“I’m melting! I’m melting!” cried the wicked witch and came to her end. She had spent her life in pursuit of ‘bigness’ and power and ended shrunken out of sight!
As I sit at this keyboard I recall my past pursuits of ‘bigness’ whether it was: flying all over the country leading workshops during the long forgotten “Decade of Evangelism”, planning for national conferences to defend ‘orthodoxy, leading a national organization for denominational renewal, or recruiting students and leading a college of formation of 20th Centuries missionaries to the West. These ventures are well in my rear view mirror. I now try to eschew all effort at ‘bigness’.
Lately the Street Hope Community has been studying the Gospel of Mark. As we have been slowly reading our way through this biography of Jesus, we have noticed a pattern. Jesus seems to long to spend time with a small group. His goal is to ‘apprentice’ them in his Kingdom work. Attempts at this are consistently interrupted by big crowds. Jesus is compassionate and patient with the crowds but soon takes opportunity to ‘escape’ and spend time with his disciples. The pattern continues for the first half of the Gospel before Mark moves into the final weeks of Jesus life.
Jesus taught about the mustard seed but he also exemplified the mustard seed principle in his ministry. Smallness in the Kingdom is not to be despised. Bigness was not to be sought. The single kernel of wheat, Jesus himself, was to die and produce many seeds. The Good News of the Kingdom was entrusted to his apprentices.
This is our model. We follow it imperfectly but we deliberately seek this little way, this mustard seed ministry. Notice and acknowledgement are not our goal. We try, in our small corner, to do our small thing in as small a way as possible.
My experience was that efforts toward ‘bigness’ were often frustrating but I find a fresh liberty in smallness.

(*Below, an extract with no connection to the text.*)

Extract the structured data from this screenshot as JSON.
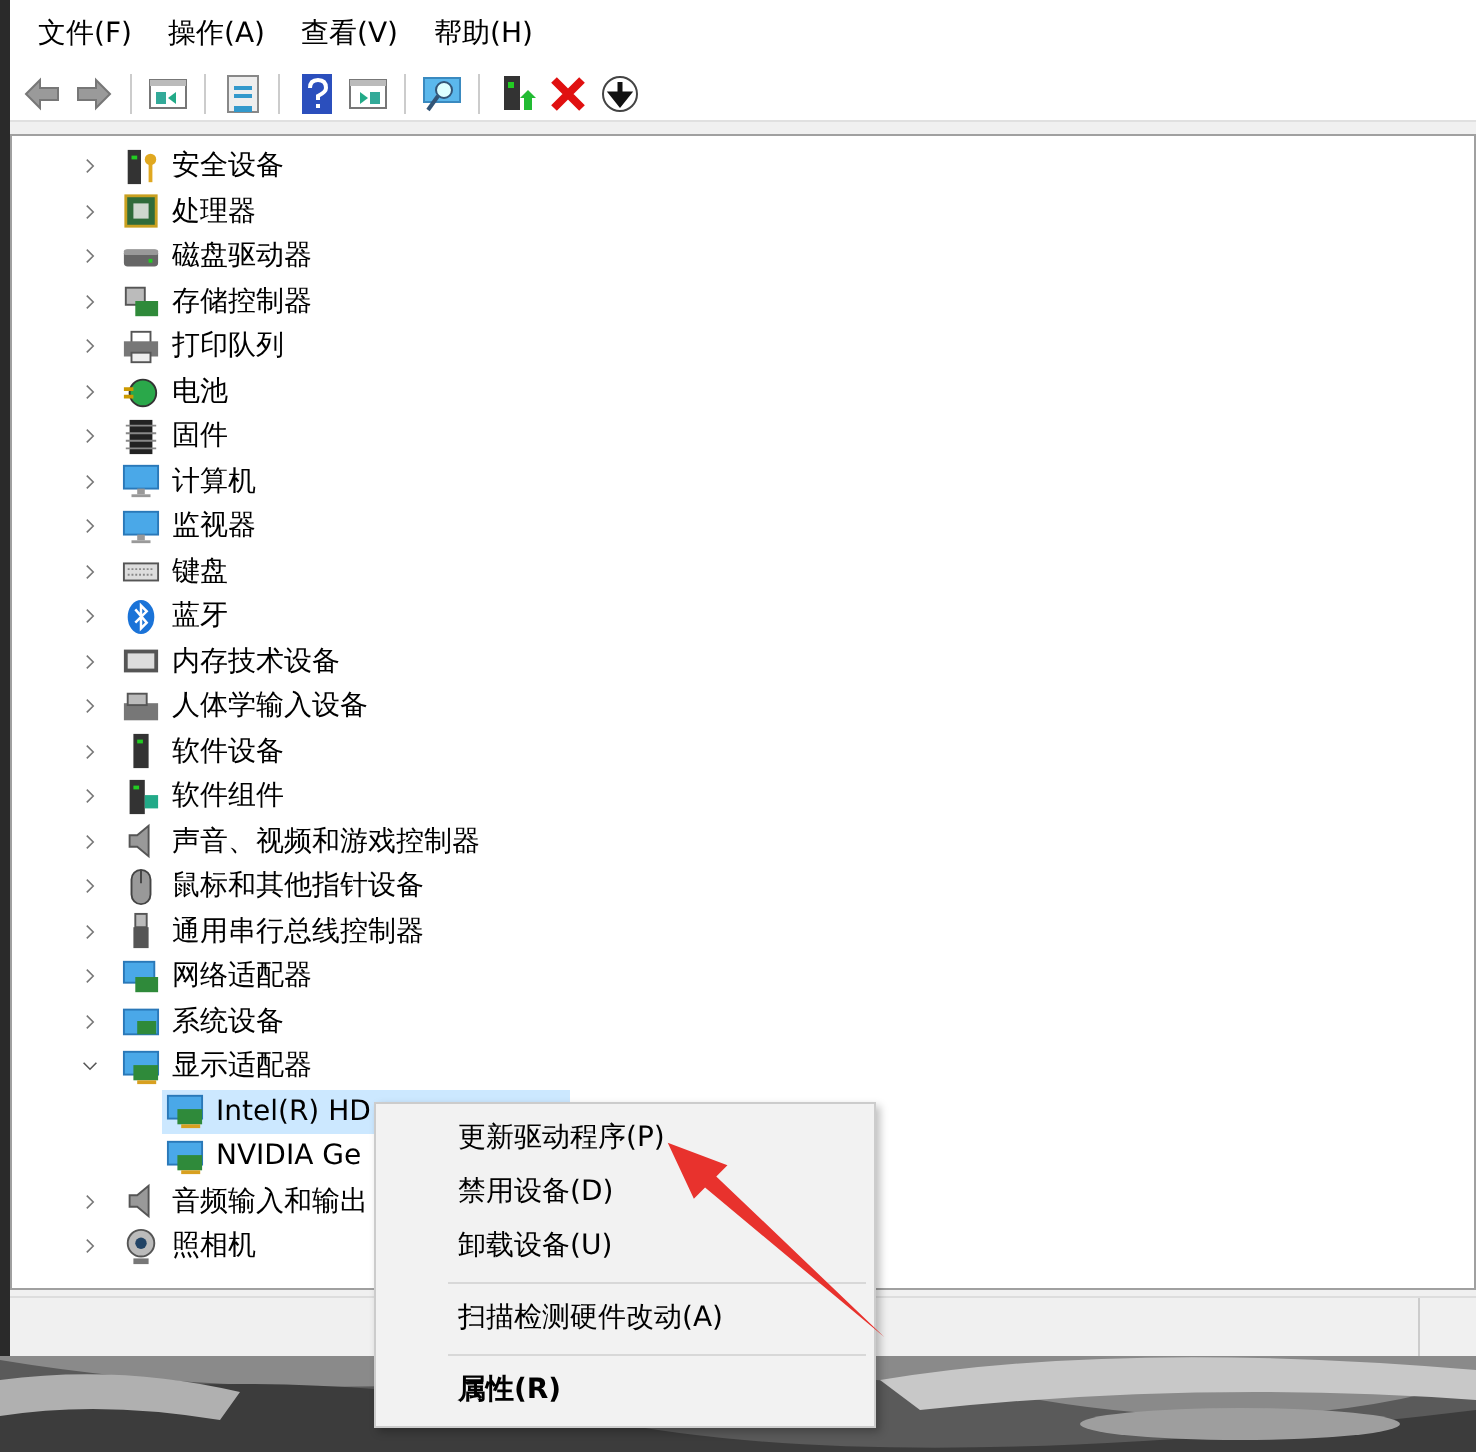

We have been thinking a lot about seeds lately as we set our eyes on the Street Hope Community Garden. The past two years we have put a lot of effort in ‘infrastructure’ building our garden into what now looks like a garden. This year our goal is to apply ourselves to improving the soil so that the small seeds will produce a good yield. Each year we use our produce to make a stew and invite the entire South End to dinner. This year we are adding a bed of wild flowers to beautify a drab South end and also help the bee population. There are a number of our members who have caught the ‘gardening bug’ and they (not me) will lead the way this year.
One of the great challenges of smallness is raising support. My part-time job will be paying less this coming year, combining this with growing administrative fees and the difficult economic times, we will be trusting God and his people for even more support. Our garden project is budgeted at $2,000 this year. Could you please pray for this, as we look to Him expectantly?